Class Notes (837,186)
Canada (510,155)
Criminology (2,192)
CRIM 320 (64)
Lecture 4

Crim 320 - week 4.docx

3 Pages
82 Views
Unlock Document

Department
Criminology
Course
CRIM 320
Professor
Rebecca Carleton
Semester
Winter

Description
Crim 320 – week 4 – Distributions, the Normal Curve, and Hypothesis Testing Housekeeping: - Outline has been revised - Office hours have been revised: please feel free to go to any or all - All assignments will be handed in during lecture - Must have both names, both std numbers, and tutorial in which it will be picked-up Objectives - Discuss the fundamentals of the binomial distribution - Explain how sample size affects statistical significance - Explain how hypothesis testing and testing and tests of statistical significance are related to the standard normal distribution. - Sample has stats - When we can make inferences from sample |stats to a population| parameter, it’s significant if it has an effect, real results Hypothesis Testing - Hypothesis testing is about evaluating sample results. It focuses on two closely related questions - What can we say about a population based on the results observed in a sample? - Are the sample results identical to the results we would observe from the entire population? The binomial distribution - Is relevant for variables that can only have two possible outcomes - Ex. For example, flipping a coin. Would expect % heads but might not - How often would we get a result that differed from our expectation of five? - A binomial distribution is a dist that can only have two possible outcomes Ex: Flip a coin Sampling dist – a distribution of all possible sample outcomes for a statistic Standard error – the standard deviation of a sampling distribution Ex: Recidivism - First, select 10 parolees at random, and count number of times they “succeed” within five years of release. Then, repeat this process 500 times. - See graph. Add from “Number of Trials” colum: 66 + 24 + 4 _ 2 = 96/500= 19.2% How Unusual? - In the social sciences, we tend to use the 5 percent rule - If the chance of a given outcome is less than five in 100, we say that it is unusual - A claim of statistical significance suggests that the result would happen in fewer than 5 percent of trials - Something actual is going on The effects of Sample size – n=10 - LESS than 0.05, results are statistically significant - GREATER than 0.05, results are not statistically significant - Since 0.344 is greater than 0.05, the results are not significant. - If Greater, then possibly due to chance The effects of Sample size – n=40 - All that has changed is the sample size - But the impact of
More Less

Related notes for CRIM 320

Log In


OR

Join OneClass

Access over 10 million pages of study
documents for 1.3 million courses.

Sign up

Join to view


OR

By registering, I agree to the Terms and Privacy Policies
Already have an account?
Just a few more details

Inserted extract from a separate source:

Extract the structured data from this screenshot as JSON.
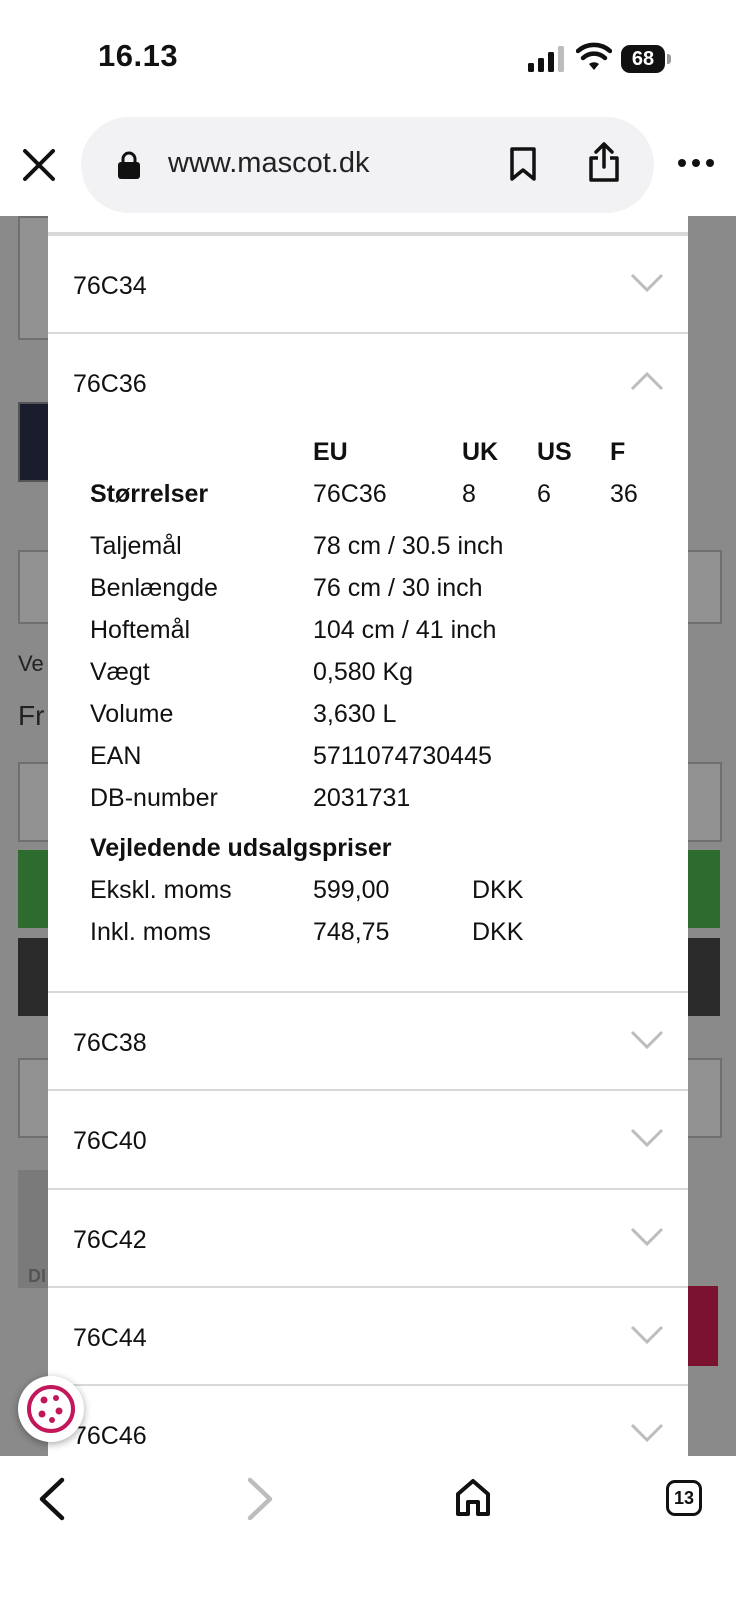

So we can recommend you notes for your school.

Reset Password

Please enter below the email address you registered with and we will send you a link to reset your password.

Add your courses

Get notes from the top students in your class.


Submit